───── GIVEN ENTRIES

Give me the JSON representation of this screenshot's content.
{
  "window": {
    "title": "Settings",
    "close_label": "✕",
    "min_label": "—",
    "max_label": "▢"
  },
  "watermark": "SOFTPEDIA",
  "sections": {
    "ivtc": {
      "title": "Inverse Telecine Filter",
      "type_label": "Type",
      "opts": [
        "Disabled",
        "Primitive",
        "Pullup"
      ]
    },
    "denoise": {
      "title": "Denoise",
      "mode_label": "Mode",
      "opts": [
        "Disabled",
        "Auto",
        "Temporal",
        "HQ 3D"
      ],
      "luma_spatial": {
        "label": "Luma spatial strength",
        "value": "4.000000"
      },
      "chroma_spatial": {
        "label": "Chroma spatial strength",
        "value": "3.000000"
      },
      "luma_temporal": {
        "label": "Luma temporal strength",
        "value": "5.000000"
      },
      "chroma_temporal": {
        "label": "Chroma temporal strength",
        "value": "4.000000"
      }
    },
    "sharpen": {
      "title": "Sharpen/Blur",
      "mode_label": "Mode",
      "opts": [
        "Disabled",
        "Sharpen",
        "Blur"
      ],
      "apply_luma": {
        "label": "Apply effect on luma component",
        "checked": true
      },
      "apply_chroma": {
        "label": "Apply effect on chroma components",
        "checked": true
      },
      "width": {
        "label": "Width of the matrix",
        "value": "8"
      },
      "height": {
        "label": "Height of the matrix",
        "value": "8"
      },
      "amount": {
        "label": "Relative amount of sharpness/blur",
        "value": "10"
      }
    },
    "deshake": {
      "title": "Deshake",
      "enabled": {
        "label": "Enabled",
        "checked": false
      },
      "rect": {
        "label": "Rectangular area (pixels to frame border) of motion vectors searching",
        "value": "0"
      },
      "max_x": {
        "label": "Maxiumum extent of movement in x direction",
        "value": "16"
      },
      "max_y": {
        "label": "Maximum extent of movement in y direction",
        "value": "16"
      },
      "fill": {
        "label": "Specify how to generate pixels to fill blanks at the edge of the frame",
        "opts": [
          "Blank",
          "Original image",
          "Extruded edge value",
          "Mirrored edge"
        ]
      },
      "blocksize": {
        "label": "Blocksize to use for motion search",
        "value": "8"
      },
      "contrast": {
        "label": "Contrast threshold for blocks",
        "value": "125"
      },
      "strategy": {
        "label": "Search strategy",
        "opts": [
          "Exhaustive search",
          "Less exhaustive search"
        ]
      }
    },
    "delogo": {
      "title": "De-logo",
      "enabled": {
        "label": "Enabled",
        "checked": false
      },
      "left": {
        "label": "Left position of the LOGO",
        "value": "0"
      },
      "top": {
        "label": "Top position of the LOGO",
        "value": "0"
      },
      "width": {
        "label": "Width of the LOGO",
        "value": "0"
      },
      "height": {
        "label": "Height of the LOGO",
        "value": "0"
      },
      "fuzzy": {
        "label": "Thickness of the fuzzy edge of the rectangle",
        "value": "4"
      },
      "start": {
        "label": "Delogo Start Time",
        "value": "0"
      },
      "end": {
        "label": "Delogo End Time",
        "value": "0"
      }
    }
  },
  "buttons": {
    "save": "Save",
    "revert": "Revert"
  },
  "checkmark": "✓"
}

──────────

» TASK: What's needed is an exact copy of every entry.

» WRITTEN RESPONSE:
Give me the JSON representation of this screenshot's content.
{
  "window": {
    "title": "Settings",
    "close_label": "✕",
    "min_label": "—",
    "max_label": "▢"
  },
  "watermark": "SOFTPEDIA",
  "sections": {
    "ivtc": {
      "title": "Inverse Telecine Filter",
      "type_label": "Type",
      "opts": [
        "Disabled",
        "Primitive",
        "Pullup"
      ]
    },
    "denoise": {
      "title": "Denoise",
      "mode_label": "Mode",
      "opts": [
        "Disabled",
        "Auto",
        "Temporal",
        "HQ 3D"
      ],
      "luma_spatial": {
        "label": "Luma spatial strength",
        "value": "4.000000"
      },
      "chroma_spatial": {
        "label": "Chroma spatial strength",
        "value": "3.000000"
      },
      "luma_temporal": {
        "label": "Luma temporal strength",
        "value": "5.000000"
      },
      "chroma_temporal": {
        "label": "Chroma temporal strength",
        "value": "4.000000"
      }
    },
    "sharpen": {
      "title": "Sharpen/Blur",
      "mode_label": "Mode",
      "opts": [
        "Disabled",
        "Sharpen",
        "Blur"
      ],
      "apply_luma": {
        "label": "Apply effect on luma component",
        "checked": true
      },
      "apply_chroma": {
        "label": "Apply effect on chroma components",
        "checked": true
      },
      "width": {
        "label": "Width of the matrix",
        "value": "8"
      },
      "height": {
        "label": "Height of the matrix",
        "value": "8"
      },
      "amount": {
        "label": "Relative amount of sharpness/blur",
        "value": "10"
      }
    },
    "deshake": {
      "title": "Deshake",
      "enabled": {
        "label": "Enabled",
        "checked": false
      },
      "rect": {
        "label": "Rectangular area (pixels to frame border) of motion vectors searching",
        "value": "0"
      },
      "max_x": {
        "label": "Maxiumum extent of movement in x direction",
        "value": "16"
      },
      "max_y": {
        "label": "Maximum extent of movement in y direction",
        "value": "16"
      },
      "fill": {
        "label": "Specify how to generate pixels to fill blanks at the edge of the frame",
        "opts": [
          "Blank",
          "Original image",
          "Extruded edge value",
          "Mirrored edge"
        ]
      },
      "blocksize": {
        "label": "Blocksize to use for motion search",
        "value": "8"
      },
      "contrast": {
        "label": "Contrast threshold for blocks",
        "value": "125"
      },
      "strategy": {
        "label": "Search strategy",
        "opts": [
          "Exhaustive search",
          "Less exhaustive search"
        ]
      }
    },
    "delogo": {
      "title": "De-logo",
      "enabled": {
        "label": "Enabled",
        "checked": false
      },
      "left": {
        "label": "Left position of the LOGO",
        "value": "0"
      },
      "top": {
        "label": "Top position of the LOGO",
        "value": "0"
      },
      "width": {
        "label": "Width of the LOGO",
        "value": "0"
      },
      "height": {
        "label": "Height of the LOGO",
        "value": "0"
      },
      "fuzzy": {
        "label": "Thickness of the fuzzy edge of the rectangle",
        "value": "4"
      },
      "start": {
        "label": "Delogo Start Time",
        "value": "0"
      },
      "end": {
        "label": "Delogo End Time",
        "value": "0"
      }
    }
  },
  "buttons": {
    "save": "Save",
    "revert": "Revert"
  },
  "checkmark": "✓"
}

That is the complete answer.